Would you write out the entries below, every one of them, exactly?
------ Material to process ------
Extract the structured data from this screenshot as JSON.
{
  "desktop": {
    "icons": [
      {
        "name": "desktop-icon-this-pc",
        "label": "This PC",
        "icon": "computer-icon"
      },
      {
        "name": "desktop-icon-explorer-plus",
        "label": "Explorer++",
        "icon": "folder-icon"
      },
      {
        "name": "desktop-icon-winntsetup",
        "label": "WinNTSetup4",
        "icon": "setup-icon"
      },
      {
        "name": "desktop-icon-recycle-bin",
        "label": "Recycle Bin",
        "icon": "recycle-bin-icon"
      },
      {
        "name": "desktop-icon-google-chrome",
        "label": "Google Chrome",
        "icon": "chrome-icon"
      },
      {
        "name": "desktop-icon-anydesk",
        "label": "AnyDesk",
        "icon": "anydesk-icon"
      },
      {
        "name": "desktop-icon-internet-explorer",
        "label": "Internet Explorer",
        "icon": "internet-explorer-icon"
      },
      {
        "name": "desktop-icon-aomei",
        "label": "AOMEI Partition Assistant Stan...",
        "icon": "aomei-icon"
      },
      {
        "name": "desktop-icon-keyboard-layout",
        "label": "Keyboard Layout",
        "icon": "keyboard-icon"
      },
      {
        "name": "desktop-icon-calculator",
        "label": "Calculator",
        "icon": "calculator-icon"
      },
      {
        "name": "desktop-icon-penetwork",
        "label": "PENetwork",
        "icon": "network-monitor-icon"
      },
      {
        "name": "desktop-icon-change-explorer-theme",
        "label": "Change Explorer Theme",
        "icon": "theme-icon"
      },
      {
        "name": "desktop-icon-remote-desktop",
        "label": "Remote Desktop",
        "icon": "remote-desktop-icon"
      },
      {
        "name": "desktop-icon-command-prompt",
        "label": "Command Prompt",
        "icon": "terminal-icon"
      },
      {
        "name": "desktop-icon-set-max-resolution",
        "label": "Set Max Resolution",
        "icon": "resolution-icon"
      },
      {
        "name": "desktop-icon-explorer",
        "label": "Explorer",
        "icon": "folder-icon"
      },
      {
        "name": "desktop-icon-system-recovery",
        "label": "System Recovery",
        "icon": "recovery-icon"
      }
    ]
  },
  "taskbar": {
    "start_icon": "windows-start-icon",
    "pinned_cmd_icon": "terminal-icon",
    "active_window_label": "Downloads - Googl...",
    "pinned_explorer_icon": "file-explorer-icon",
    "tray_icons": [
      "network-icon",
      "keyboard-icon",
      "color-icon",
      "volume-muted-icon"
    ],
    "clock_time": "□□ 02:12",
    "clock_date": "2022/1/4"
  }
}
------
**Task solution:**
Extract the structured data from this screenshot as JSON.
{
  "desktop": {
    "icons": [
      {
        "name": "desktop-icon-this-pc",
        "label": "This PC",
        "icon": "computer-icon"
      },
      {
        "name": "desktop-icon-explorer-plus",
        "label": "Explorer++",
        "icon": "folder-icon"
      },
      {
        "name": "desktop-icon-winntsetup",
        "label": "WinNTSetup4",
        "icon": "setup-icon"
      },
      {
        "name": "desktop-icon-recycle-bin",
        "label": "Recycle Bin",
        "icon": "recycle-bin-icon"
      },
      {
        "name": "desktop-icon-google-chrome",
        "label": "Google Chrome",
        "icon": "chrome-icon"
      },
      {
        "name": "desktop-icon-anydesk",
        "label": "AnyDesk",
        "icon": "anydesk-icon"
      },
      {
        "name": "desktop-icon-internet-explorer",
        "label": "Internet Explorer",
        "icon": "internet-explorer-icon"
      },
      {
        "name": "desktop-icon-aomei",
        "label": "AOMEI Partition Assistant Stan...",
        "icon": "aomei-icon"
      },
      {
        "name": "desktop-icon-keyboard-layout",
        "label": "Keyboard Layout",
        "icon": "keyboard-icon"
      },
      {
        "name": "desktop-icon-calculator",
        "label": "Calculator",
        "icon": "calculator-icon"
      },
      {
        "name": "desktop-icon-penetwork",
        "label": "PENetwork",
        "icon": "network-monitor-icon"
      },
      {
        "name": "desktop-icon-change-explorer-theme",
        "label": "Change Explorer Theme",
        "icon": "theme-icon"
      },
      {
        "name": "desktop-icon-remote-desktop",
        "label": "Remote Desktop",
        "icon": "remote-desktop-icon"
      },
      {
        "name": "desktop-icon-command-prompt",
        "label": "Command Prompt",
        "icon": "terminal-icon"
      },
      {
        "name": "desktop-icon-set-max-resolution",
        "label": "Set Max Resolution",
        "icon": "resolution-icon"
      },
      {
        "name": "desktop-icon-explorer",
        "label": "Explorer",
        "icon": "folder-icon"
      },
      {
        "name": "desktop-icon-system-recovery",
        "label": "System Recovery",
        "icon": "recovery-icon"
      }
    ]
  },
  "taskbar": {
    "start_icon": "windows-start-icon",
    "pinned_cmd_icon": "terminal-icon",
    "active_window_label": "Downloads - Googl...",
    "pinned_explorer_icon": "file-explorer-icon",
    "tray_icons": [
      "network-icon",
      "keyboard-icon",
      "color-icon",
      "volume-muted-icon"
    ],
    "clock_time": "□□ 02:12",
    "clock_date": "2022/1/4"
  }
}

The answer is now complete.